In 1875, North Texas Female College was established in Sherman, Texas. By 1886, the college suffered from lack of administrative stability and debts. Lucy Ann Kidd-Key’s presidency at the college began in 1888, and ended in 1916. When Kidd-Key assumed the presidency, her main focus was an emphasis on fine arts, especially music. The college was renamed after Kidd-Key in 1919, three years after her death.
Backstory and Context
After the administrative issues with stability and
debt, Bishop G.D. Galloway convinced Kidd-Key, a professor at Whitworth College
in Mississippi, to lead the school. Kidd-Key became president in 1888. Though
it had been closed for two years, the revitalized college’s enrollment was
around 100 women, with a curriculum that emphasized fine arts. In 1892 the same
year Kidd-Key got married, the college was renamed as the North Texas Female
College and Conservatory of Music.
Under Kidd-Key’s leadership, the college started to grow to include seven brick buildings, several cottages, and a gymnasium. Located across the street from the college was another all-female institute named, “Mary Nash College.” When Kidd-Key first arrived, Mary Nash College was thriving. In 1905, Kidd-Key bought the Mary Nash College property. The property included four buildings, a gymnasium, conservatory, and two halls. The number of students grew from 100 to over 500 students.
By the time of the war, however, the college had begun to decline in enrollment. There were a few reasons for this. Kidd-Key had very strict policies that were not favored by students and parents. Southern Methodist University opened in 1915, and as a consequence there was less support available from Methodists to smaller schools. Hard economic times during this period were also a factor, particularly with the onset of the Great Depression.

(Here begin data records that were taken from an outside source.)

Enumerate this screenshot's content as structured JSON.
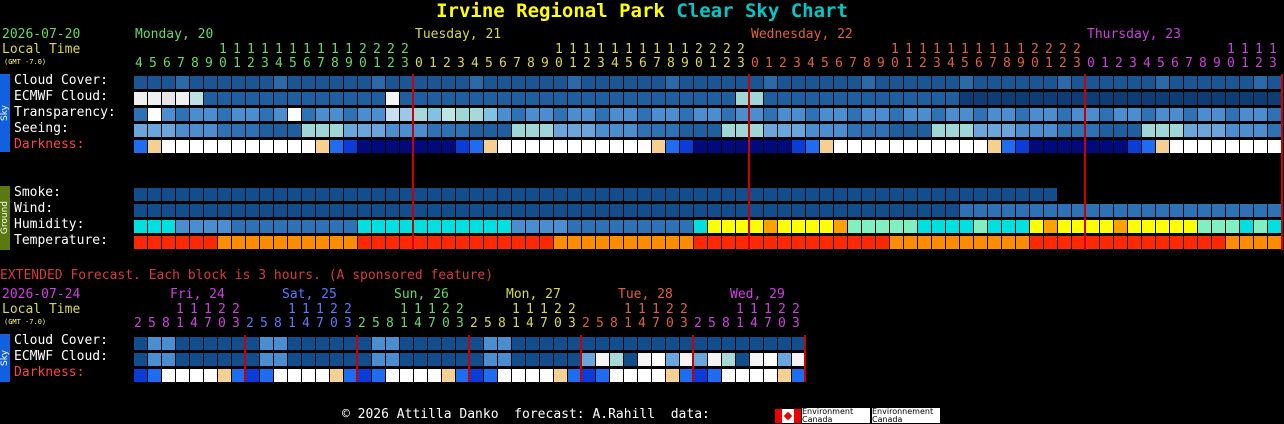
{
  "header": {
    "title_place": "Irvine Regional Park",
    "title_chart": "Clear Sky Chart",
    "date": "2026-07-20",
    "local_time": "Local Time",
    "gmt": "(GMT -7.0)"
  },
  "days": [
    {
      "label": "Monday, 20",
      "color": "#66d966"
    },
    {
      "label": "Tuesday, 21",
      "color": "#d9d94a"
    },
    {
      "label": "Wednesday, 22",
      "color": "#e0603a"
    },
    {
      "label": "Thursday, 23",
      "color": "#d040e0"
    }
  ],
  "hour_tens": "1111111222222           111111111112222222          1111111111112222222          11111111111122222",
  "hour_ones": "456789012301234567890123456789012301234567890123456789012301234567890123456789012301234567890123",
  "rows_sky": [
    {
      "label": "Cloud Cover:"
    },
    {
      "label": "ECMWF Cloud:"
    },
    {
      "label": "Transparency:"
    },
    {
      "label": "Seeing:"
    },
    {
      "label": "Darkness:"
    }
  ],
  "rows_ground": [
    {
      "label": "Smoke:"
    },
    {
      "label": "Wind:"
    },
    {
      "label": "Humidity:"
    },
    {
      "label": "Temperature:"
    }
  ],
  "tabs": {
    "sky": "Sky",
    "ground": "Ground"
  },
  "extended": {
    "note": "EXTENDED Forecast. Each block is 3 hours. (A sponsored feature)",
    "date": "2026-07-24",
    "local_time": "Local Time",
    "gmt": "(GMT -7.0)",
    "days": [
      {
        "label": "Fri, 24",
        "color": "#d040e0"
      },
      {
        "label": "Sat, 25",
        "color": "#5a7aff"
      },
      {
        "label": "Sun, 26",
        "color": "#66d966"
      },
      {
        "label": "Mon, 27",
        "color": "#d9d94a"
      },
      {
        "label": "Tue, 28",
        "color": "#e0603a"
      },
      {
        "label": "Wed, 29",
        "color": "#d040e0"
      }
    ],
    "hour_tens": " 11122",
    "hour_ones": "25814703",
    "rows": [
      {
        "label": "Cloud Cover:"
      },
      {
        "label": "ECMWF Cloud:"
      },
      {
        "label": "Darkness:"
      }
    ]
  },
  "footer": {
    "text": "© 2026 Attilla Danko  forecast: A.Rahill  data:",
    "env1": "Environment Canada",
    "env2": "Environnement Canada"
  },
  "colors": {
    "accent_yellow": "#ffff00",
    "accent_cyan": "#00c8c8",
    "midnight_line": "#cc0000"
  }
}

In 1930, Austin College attempted to help reduce their problems that the depression caused by sharing facilities and coordinating programs with Kidd-Key College. This action prolonged the life of Kidd-Key College for only a few years. In September of 1933, support for the College by the Methodists was withdrawn. Without that funding, the college could no longer afford to operate, and ultimately shut down in 1935. The site was sold to the city of Sherman to become municipal grounds. None of the college’s buildings are standing today.
2 History of Sherman. . Accessed November 26, 2018. https://www.ci.sherman.tx.us/314/History-of-Sherman.
3 West, Carolyn Effie. The Portal to Texas History. November 01, 2012. Accessed November 26, 2018. https://texashistory.unt.edu/ark:/67531/metapth256822/?q=kidd%20key%20college#coverage-map.
4 Wolz, Larry. Kidd-Key College. . Accessed November 26, 2018. https://tshaonline.org/handbook/online/articles/kbk02.
5 Henderson, Nicolas. July 04, 2010. Accessed December 05, 2018. https://www.flickr.com/photos/texasmarkers/4768191173.
6 Mcilvain, Myrah. Lucy Kidd-Key, Tough Victorian Lady. . Accessed December 05, 2018. https://myrahmcilvain.com/2013/05/24/lucy-kidd-key-tough-victorian-lady-2/.
7 Bay, Elaine Nall. . Accessed December 05, 2018. http://usgenwebsites.org/TXGrayson/GatheredTogether/SCHOOL/SCHOOLS/KiddKey/KiddKey.html.